In hospitals throughout Australia a dedicated troupe of clown doctors dispenses therapeutic comic relief.



Santiago, Chile

The Melbourne Festival artistic director visits Santiago to scout for performances at a time when truths and freedoms are being upturned across the world.



Shooting star: Belinda Snell, 36, basketballer

Veteran basketballer Belinda Snell on Olympic glories and bringing younger players into the game.



Kathryn Heyman
Storm and Grace


John Kinsella
Old Growth


Barry Dickins
Last Words

The Quiz

1. Which three United States presidents were born within 10 weeks of one another?
2. Which film has been adapted from a best-selling Australian novel by Craig Silvey?
3. How old were Roger Federer and Serena Williams when they won their 2017 Australian Open titles?
4. In computer language, what does the abbreviation DSL stand for?
5. What, beginning with ‘n’, is a medicine sold with false or exaggerated claims and with no demonstrable value?
6. Monterrey is the capital of a state in which country?
7. What is the official language of Mali?
8. Name the secretary-general of the United Nations. (For a bonus point, what is his nationality?)
9. In the musical My Fair Lady, where do hurricanes hardly ever happen?
10. Name the British Army officer and baron who is best known as the leader of the successful 1953 expedition to Mount Everest.



“I managed to do very nicely with every other fill-in except you.”

Andrew BoltThe conservative commentator complains that Miranda Devine is talking over him on radio. He threatens to hang up. Which would add female columnists to a list of hang-ups that includes: Aborigines, matrimonious gays and Malcolm Turnbull.
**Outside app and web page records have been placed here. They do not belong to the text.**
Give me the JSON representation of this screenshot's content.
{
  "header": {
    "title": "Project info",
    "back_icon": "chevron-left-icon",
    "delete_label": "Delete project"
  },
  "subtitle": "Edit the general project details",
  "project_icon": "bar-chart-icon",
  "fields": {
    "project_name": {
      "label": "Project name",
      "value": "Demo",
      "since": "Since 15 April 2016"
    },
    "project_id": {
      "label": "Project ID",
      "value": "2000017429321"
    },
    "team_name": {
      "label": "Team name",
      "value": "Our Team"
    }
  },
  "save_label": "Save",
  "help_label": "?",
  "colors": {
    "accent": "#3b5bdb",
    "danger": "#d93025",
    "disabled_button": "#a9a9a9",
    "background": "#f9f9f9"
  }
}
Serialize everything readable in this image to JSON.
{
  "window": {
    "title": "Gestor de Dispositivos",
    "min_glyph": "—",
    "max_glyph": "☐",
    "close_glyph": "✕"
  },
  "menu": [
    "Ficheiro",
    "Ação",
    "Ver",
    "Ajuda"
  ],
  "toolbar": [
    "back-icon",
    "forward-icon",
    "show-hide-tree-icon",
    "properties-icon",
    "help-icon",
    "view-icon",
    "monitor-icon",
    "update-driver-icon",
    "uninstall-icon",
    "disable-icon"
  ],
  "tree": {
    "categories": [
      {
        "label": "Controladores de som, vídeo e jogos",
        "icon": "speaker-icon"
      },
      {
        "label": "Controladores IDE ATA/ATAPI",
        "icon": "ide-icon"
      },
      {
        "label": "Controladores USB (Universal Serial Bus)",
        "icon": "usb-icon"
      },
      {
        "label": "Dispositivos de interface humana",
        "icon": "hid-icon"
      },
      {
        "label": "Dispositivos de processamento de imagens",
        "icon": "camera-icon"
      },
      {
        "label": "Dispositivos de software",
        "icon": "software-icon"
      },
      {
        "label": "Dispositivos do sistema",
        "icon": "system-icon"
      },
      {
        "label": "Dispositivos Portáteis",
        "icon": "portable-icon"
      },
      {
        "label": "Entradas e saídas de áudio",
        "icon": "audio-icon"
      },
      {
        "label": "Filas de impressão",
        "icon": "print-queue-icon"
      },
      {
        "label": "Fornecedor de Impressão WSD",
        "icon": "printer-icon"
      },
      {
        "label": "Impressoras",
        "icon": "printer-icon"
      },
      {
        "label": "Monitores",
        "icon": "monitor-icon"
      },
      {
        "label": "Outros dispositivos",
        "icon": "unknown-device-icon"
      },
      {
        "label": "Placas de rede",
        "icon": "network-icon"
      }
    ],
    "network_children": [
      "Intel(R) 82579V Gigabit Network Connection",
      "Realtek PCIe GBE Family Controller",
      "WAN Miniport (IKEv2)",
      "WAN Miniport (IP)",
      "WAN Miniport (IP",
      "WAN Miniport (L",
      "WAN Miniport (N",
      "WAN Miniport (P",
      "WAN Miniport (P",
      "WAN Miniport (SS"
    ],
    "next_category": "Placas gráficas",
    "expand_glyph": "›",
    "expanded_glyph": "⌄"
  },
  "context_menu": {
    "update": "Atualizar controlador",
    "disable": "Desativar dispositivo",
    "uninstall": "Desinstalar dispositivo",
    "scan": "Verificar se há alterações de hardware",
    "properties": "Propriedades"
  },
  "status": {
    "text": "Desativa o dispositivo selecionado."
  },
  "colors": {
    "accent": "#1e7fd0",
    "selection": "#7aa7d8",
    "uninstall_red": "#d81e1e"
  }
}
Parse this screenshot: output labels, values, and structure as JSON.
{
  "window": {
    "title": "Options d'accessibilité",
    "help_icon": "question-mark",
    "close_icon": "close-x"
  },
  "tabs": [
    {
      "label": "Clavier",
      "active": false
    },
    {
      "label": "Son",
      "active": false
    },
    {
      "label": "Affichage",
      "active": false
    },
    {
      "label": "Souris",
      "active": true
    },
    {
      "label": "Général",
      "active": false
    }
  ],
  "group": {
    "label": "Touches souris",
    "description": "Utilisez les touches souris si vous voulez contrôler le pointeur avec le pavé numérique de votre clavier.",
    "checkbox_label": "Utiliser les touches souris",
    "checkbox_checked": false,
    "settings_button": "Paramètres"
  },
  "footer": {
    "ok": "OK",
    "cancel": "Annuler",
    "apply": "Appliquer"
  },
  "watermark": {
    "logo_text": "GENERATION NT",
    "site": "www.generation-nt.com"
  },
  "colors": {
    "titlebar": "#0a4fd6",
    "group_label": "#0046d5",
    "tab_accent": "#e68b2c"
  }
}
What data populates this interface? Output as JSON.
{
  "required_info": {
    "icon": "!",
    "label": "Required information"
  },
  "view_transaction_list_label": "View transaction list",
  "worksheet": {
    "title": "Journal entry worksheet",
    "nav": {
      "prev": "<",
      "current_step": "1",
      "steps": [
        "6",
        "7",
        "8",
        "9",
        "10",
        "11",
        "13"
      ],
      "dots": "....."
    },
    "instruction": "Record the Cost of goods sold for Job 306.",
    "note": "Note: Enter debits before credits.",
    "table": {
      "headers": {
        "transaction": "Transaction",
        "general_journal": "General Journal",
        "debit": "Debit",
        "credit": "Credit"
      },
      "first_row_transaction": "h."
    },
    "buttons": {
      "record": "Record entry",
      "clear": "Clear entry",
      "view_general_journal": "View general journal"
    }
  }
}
“I have a new theory. Perhaps the Mona Lisa had syphilis.”

Jonathan JonesThe art critic for The Guardian offers a tenuous case for the Mona Lisa’s enigmatic expression, based on snail water the model bought 10 years after it was painted. Syphilis also neatly explains the workings of Jonathan Jones’s mind.


“Prohibiting full-face coverings intends to target all coverings used to terrorise the public. Remember the clown craze?”

Jacqui LambieThe Tasmanian senator pushes for a ban on facial coverings, which is obviously targeted at Halloween masks and not at Muslim women at all. Speaking of the clown craze, how is Clive Palmer?


“It is a sad day when someone leaves the family.”

George BrandisThe attorney-general reflects on Cory Bernardi’s resignation, somehow confusing the Liberal Party with the Mob, which explains the omerta held over his diaries.


“That’s a lot of postage stamps – I’ve got to do the calculation.”

Nick XenophonThe South Australian senator complains about revelations the head of Australia Post, Ahmed Fahour, is paid $5.6 million a year. It has not yet been explained to Xenophon that Fahour is not paid in stamps.


“Labor cannot give Trump-like powers to a man that has such a high desire to see a divided Australia.”

Shayne NeumannThe Labor immigration spokesman says he will not support Peter Dutton’s proposed amendment to the Migration Act, which could force entire sections of the community to face revalidation assessments for their visas. There is no joke for this item.